After 14 hearings and 15,000 comments, the Department of Energy has decided to pull the plug on any domestic involvement in the three-year-old Global Nuclear Energy Partnership (GNEP), which the U.S. initiated to focus on reprocessing spent commercial nuclear fuel.
In its April 15 posting of this news, Nuclear Engineering International quoted DOE Deputy Press Secretary Jen Stutsman as saying, “The Department has already decided not to continue the domestic GNEP program of the last administration. The long-term fuel cycle research and development program will continue but not the near-term deployment of recycling facilities or fast reactors. The international component of GNEP is under interagency review.”
GNEP currently has 25 partner nations.

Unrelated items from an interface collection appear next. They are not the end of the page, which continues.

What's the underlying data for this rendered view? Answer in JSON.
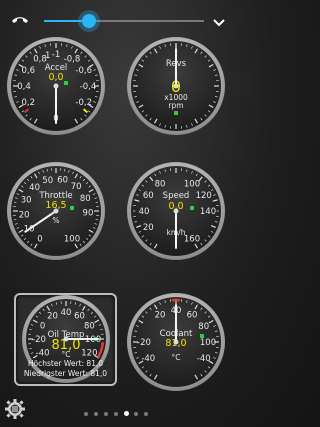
{
  "topbar": {
    "phone_icon": "hangup-phone-icon",
    "slider_level": 0.28,
    "chevron_icon": "chevron-down-icon"
  },
  "gauges": {
    "accel": {
      "name": "Accel",
      "value": "0,0",
      "unit": "",
      "ticks": [
        {
          "t": "-1",
          "a": 0
        },
        {
          "t": "-0,8",
          "a": 30
        },
        {
          "t": "-0,6",
          "a": 60
        },
        {
          "t": "-0,4",
          "a": 90
        },
        {
          "t": "-0,2",
          "a": 120
        },
        {
          "t": "0",
          "a": 180
        },
        {
          "t": "0,2",
          "a": 240
        },
        {
          "t": "0,4",
          "a": 270
        },
        {
          "t": "0,6",
          "a": 300
        },
        {
          "t": "0,8",
          "a": 330
        },
        {
          "t": "1",
          "a": 345
        }
      ]
    },
    "revs": {
      "name": "Revs",
      "value": "0",
      "unit": "x1000\nrpm",
      "ticks": []
    },
    "throttle": {
      "name": "Throttle",
      "value": "16,5",
      "unit": "%",
      "ticks": [
        {
          "t": "0",
          "a": 210
        },
        {
          "t": "10",
          "a": 237
        },
        {
          "t": "20",
          "a": 264
        },
        {
          "t": "30",
          "a": 291
        },
        {
          "t": "40",
          "a": 318
        },
        {
          "t": "50",
          "a": 345
        },
        {
          "t": "60",
          "a": 12
        },
        {
          "t": "70",
          "a": 39
        },
        {
          "t": "80",
          "a": 66
        },
        {
          "t": "90",
          "a": 93
        },
        {
          "t": "100",
          "a": 150
        }
      ]
    },
    "speed": {
      "name": "Speed",
      "value": "0,0",
      "unit": "km/h",
      "ticks": [
        {
          "t": "20",
          "a": 240
        },
        {
          "t": "40",
          "a": 270
        },
        {
          "t": "60",
          "a": 300
        },
        {
          "t": "80",
          "a": 330
        },
        {
          "t": "100",
          "a": 30
        },
        {
          "t": "120",
          "a": 60
        },
        {
          "t": "140",
          "a": 90
        },
        {
          "t": "160",
          "a": 150
        }
      ]
    },
    "oil": {
      "name": "Oil Temp",
      "value": "81,0",
      "unit": "°C",
      "ticks": [
        {
          "t": "-40",
          "a": 240
        },
        {
          "t": "-20",
          "a": 270
        },
        {
          "t": "0",
          "a": 300
        },
        {
          "t": "20",
          "a": 330
        },
        {
          "t": "40",
          "a": 0
        },
        {
          "t": "60",
          "a": 30
        },
        {
          "t": "80",
          "a": 60
        },
        {
          "t": "100",
          "a": 90
        },
        {
          "t": "120",
          "a": 120
        }
      ],
      "max_label": "Höchster Wert: 81,0",
      "min_label": "Niedrigster Wert: 81,0"
    },
    "coolant": {
      "name": "Coolant",
      "value": "81,0",
      "unit": "°C",
      "ticks": [
        {
          "t": "-40",
          "a": 240
        },
        {
          "t": "-20",
          "a": 270
        },
        {
          "t": "20",
          "a": 330
        },
        {
          "t": "40",
          "a": 0
        },
        {
          "t": "60",
          "a": 30
        },
        {
          "t": "80",
          "a": 60
        },
        {
          "t": "100",
          "a": 90
        },
        {
          "t": "-40",
          "a": 120
        }
      ]
    }
  },
  "pager": {
    "count": 7,
    "active_index": 4
  },
  "menu_icon": "gear-menu-icon"
}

Though the program was started by the U.S., funding it has been a challenge, and opposition to its efforts has come from both pro- and anti-nuclear sides.
Savannah River National Laboratory, on the border of South Carolina and Georgia, hoped to be the site of a waste processing facility to be developed under GNEP. Local and regional news organizations, including the Augusta Chronicle, reported that there were mixed feelings about the decision, which would have meant jobs but also waste shipments for the area.
The Aiken Standard reported that DOE Secretary Stephen Chu will visit the Savannah River Site at an unspecified date.
For background on this issue, see “How to solve the used nuclear fuel storage problem” in the August 2008 issue of POWER.
Sources: Nuclear Engineering International, GNEP, Augusta Chronicle, Aiken Standard, POWER